== Material for this exercise ==

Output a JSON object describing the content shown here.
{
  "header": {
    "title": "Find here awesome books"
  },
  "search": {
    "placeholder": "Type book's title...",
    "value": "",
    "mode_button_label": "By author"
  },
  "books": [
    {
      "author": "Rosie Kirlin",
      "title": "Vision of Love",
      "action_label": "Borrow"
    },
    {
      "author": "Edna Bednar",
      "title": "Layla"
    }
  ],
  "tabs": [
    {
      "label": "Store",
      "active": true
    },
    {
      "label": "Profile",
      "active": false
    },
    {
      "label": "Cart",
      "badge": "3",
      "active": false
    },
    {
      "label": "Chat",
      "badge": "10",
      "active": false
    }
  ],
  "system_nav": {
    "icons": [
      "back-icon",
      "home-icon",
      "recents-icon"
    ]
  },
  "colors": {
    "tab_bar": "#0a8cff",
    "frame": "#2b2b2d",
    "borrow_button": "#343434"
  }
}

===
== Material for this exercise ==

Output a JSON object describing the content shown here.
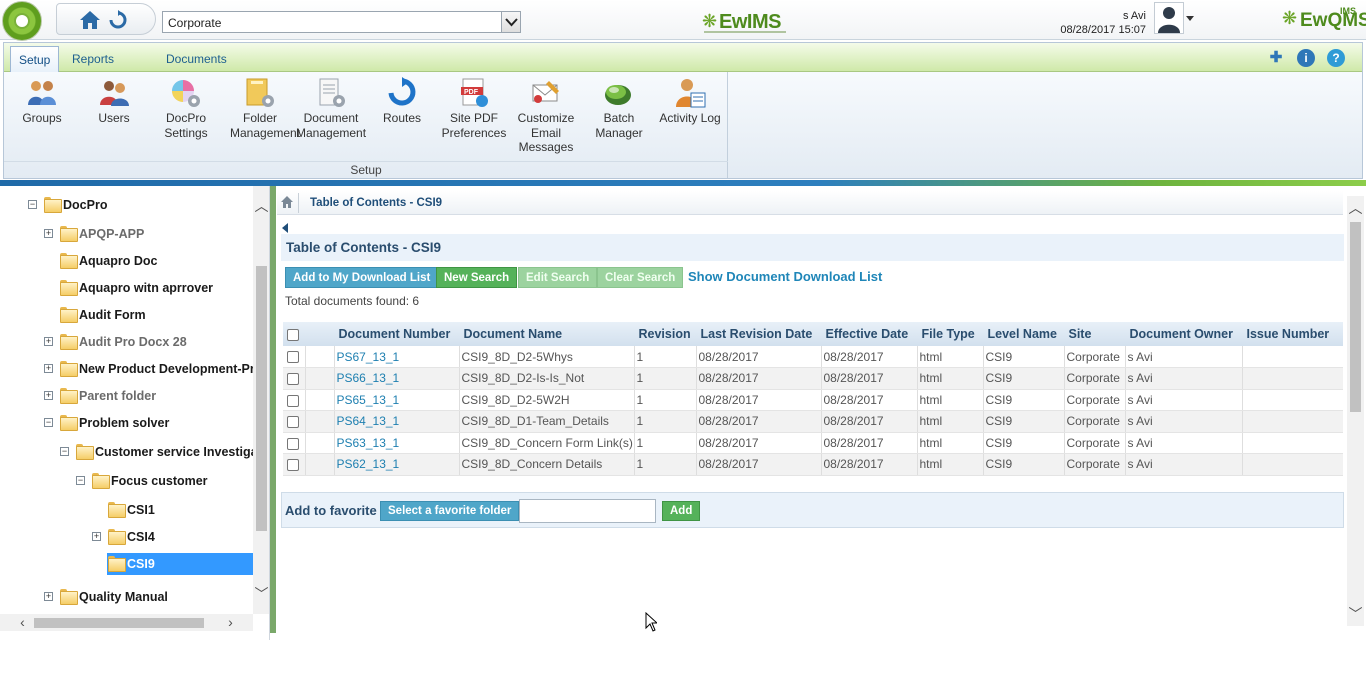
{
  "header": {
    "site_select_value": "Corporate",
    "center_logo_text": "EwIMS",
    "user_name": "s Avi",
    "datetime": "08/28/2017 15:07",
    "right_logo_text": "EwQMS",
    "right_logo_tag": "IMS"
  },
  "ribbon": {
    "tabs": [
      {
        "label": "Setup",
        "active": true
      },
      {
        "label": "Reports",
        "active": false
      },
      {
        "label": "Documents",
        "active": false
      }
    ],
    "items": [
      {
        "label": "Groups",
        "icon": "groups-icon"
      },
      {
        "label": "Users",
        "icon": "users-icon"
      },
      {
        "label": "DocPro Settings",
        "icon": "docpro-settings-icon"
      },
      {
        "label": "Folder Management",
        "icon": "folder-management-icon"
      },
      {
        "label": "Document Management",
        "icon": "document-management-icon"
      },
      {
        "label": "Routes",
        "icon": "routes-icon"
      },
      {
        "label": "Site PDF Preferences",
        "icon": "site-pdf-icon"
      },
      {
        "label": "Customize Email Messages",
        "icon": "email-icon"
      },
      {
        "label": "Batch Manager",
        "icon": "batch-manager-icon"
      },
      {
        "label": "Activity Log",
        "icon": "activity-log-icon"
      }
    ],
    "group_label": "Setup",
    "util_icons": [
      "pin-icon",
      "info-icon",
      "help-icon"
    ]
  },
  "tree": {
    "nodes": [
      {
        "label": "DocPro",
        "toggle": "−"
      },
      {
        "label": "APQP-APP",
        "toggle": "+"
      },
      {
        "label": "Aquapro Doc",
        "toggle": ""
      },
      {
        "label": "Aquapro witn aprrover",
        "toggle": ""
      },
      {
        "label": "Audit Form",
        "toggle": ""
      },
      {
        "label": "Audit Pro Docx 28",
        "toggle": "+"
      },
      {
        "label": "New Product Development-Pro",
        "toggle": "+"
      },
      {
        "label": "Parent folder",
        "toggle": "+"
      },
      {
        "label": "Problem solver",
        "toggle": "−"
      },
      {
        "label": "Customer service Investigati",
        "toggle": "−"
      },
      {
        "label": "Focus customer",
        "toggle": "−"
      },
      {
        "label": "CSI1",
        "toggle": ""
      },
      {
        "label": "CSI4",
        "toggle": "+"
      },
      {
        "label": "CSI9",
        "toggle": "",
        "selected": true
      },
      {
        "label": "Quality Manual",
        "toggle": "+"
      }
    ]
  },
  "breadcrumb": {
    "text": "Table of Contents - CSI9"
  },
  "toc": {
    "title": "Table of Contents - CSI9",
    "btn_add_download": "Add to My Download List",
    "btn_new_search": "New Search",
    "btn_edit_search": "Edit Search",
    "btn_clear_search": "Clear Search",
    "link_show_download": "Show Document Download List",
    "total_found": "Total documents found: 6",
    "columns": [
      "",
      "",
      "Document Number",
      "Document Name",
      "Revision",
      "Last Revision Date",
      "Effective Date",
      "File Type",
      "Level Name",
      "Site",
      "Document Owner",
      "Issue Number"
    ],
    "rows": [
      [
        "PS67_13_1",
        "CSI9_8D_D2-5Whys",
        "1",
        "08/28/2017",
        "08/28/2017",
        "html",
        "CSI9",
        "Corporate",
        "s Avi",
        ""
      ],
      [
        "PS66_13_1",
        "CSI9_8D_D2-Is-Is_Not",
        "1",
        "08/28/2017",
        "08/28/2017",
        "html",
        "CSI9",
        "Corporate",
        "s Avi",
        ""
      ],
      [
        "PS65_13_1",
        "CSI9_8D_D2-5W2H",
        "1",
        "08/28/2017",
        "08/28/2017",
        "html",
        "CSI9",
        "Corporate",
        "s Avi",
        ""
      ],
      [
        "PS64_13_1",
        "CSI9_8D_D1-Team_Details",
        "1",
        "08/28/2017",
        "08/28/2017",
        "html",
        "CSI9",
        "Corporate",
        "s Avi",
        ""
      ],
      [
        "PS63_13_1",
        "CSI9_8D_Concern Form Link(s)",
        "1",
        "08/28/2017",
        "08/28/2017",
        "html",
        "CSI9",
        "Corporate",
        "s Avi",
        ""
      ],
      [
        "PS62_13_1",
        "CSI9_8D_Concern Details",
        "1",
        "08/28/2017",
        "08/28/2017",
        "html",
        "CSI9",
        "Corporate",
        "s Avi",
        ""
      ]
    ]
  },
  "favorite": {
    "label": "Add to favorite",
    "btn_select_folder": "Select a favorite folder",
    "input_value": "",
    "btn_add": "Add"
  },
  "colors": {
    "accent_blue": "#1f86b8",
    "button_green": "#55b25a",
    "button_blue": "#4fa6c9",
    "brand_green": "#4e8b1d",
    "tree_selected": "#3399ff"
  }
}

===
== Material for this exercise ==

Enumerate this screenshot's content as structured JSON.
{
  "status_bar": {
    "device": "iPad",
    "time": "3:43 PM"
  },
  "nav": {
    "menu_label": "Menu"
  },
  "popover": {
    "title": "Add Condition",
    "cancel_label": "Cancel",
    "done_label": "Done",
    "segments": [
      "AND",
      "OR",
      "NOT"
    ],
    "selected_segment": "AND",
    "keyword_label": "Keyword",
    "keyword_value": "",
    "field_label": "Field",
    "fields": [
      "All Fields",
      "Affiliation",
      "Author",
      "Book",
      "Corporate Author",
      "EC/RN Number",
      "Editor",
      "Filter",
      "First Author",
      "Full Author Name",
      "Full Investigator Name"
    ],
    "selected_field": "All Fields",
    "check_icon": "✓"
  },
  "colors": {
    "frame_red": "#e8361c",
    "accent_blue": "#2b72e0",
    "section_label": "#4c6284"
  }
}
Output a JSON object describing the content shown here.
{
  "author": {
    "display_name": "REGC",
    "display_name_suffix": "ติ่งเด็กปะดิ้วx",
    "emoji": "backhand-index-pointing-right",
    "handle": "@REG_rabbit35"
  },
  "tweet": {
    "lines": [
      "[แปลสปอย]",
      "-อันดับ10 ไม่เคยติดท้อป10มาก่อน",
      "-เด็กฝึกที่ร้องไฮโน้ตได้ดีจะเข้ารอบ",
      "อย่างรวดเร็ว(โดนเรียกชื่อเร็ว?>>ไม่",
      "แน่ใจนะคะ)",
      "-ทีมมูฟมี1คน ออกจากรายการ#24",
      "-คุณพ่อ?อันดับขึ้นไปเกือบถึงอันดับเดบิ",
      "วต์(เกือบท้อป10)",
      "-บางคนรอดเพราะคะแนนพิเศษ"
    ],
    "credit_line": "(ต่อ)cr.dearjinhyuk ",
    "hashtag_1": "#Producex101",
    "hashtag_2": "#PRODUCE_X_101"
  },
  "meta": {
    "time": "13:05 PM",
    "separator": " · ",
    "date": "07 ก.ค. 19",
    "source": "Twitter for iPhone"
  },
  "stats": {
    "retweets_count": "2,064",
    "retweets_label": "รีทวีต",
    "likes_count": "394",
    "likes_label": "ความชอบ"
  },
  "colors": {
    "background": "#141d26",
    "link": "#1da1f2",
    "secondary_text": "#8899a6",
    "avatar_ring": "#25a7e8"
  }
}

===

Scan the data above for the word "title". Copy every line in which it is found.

* **Exercise answer**:
    "title": "Find here awesome books"
    "placeholder": "Type book's title...",
      "title": "Vision of Love",
      "title": "Layla"
    "title": "Table of Contents - CSI9",
    "title": "Add Condition",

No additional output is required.